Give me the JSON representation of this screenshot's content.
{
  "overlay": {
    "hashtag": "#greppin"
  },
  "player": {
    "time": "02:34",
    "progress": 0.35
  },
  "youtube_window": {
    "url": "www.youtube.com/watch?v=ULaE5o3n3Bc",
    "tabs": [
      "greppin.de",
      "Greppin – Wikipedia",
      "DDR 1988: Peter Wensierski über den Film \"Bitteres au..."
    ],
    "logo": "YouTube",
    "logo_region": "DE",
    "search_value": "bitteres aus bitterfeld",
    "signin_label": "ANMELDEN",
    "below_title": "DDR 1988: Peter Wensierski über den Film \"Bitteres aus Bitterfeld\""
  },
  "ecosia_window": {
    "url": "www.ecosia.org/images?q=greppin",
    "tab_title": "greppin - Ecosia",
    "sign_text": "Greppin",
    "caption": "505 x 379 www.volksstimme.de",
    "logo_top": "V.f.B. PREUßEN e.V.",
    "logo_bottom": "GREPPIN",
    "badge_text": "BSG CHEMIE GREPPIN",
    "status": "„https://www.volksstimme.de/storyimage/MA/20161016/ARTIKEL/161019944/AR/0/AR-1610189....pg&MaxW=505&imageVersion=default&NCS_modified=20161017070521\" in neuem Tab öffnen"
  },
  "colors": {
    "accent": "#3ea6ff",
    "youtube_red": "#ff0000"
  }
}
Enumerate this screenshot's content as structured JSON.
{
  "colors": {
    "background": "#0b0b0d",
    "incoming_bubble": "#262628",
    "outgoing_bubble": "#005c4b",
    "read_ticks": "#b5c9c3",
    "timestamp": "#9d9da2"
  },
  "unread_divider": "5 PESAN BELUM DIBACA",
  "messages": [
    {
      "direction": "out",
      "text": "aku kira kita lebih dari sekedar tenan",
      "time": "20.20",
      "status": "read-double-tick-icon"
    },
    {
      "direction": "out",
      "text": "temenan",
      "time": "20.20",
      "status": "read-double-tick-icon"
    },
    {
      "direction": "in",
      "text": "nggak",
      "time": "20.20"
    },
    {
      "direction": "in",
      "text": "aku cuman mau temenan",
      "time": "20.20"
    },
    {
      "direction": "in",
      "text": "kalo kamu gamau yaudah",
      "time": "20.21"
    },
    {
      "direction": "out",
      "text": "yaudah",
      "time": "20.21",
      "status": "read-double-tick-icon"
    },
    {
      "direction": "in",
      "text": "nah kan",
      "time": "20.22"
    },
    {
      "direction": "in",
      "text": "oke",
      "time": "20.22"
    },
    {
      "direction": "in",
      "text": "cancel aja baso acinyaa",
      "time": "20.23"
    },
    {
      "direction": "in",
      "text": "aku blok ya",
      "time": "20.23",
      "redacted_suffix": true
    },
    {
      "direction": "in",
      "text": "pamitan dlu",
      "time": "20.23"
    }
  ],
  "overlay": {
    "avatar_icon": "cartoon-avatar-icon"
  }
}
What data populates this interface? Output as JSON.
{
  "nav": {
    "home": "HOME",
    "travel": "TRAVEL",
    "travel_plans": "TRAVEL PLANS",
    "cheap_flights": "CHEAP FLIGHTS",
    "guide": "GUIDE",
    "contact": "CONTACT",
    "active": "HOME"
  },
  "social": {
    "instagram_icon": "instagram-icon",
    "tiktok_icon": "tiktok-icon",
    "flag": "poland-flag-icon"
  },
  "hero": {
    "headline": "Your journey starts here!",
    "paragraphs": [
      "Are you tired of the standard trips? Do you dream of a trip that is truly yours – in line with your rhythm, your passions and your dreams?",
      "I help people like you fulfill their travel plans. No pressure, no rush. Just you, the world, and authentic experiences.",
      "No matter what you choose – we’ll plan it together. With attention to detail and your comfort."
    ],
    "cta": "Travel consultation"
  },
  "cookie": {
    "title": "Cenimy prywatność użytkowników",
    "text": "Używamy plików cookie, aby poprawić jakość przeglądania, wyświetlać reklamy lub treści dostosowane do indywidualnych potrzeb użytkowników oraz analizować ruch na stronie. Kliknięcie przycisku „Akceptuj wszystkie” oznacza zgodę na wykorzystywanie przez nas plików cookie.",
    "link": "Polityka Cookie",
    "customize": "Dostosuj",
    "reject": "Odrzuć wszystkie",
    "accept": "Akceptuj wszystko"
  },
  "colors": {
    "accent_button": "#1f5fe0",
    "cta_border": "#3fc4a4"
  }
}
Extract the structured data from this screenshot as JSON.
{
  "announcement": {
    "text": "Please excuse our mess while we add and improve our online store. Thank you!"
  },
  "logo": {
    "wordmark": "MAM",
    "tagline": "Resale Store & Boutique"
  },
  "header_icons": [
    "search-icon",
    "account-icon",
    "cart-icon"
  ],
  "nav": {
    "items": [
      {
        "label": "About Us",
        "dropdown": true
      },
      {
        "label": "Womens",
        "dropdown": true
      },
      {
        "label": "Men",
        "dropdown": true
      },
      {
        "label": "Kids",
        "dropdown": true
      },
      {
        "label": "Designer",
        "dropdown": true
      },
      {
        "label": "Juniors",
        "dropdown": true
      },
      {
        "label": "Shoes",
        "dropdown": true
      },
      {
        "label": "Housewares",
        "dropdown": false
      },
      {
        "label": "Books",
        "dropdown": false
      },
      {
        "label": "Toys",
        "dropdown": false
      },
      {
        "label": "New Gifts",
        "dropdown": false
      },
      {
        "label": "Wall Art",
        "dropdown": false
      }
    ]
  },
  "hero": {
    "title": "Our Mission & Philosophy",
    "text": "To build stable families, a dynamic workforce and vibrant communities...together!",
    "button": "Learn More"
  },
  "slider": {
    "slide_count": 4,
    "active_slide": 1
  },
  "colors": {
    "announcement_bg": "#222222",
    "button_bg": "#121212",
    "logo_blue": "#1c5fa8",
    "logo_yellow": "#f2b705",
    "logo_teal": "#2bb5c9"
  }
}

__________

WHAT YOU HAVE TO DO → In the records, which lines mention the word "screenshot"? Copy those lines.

RESPONSE →
Give me the JSON representation of this screenshot's content.
Enumerate this screenshot's content as structured JSON.
Extract the structured data from this screenshot as JSON.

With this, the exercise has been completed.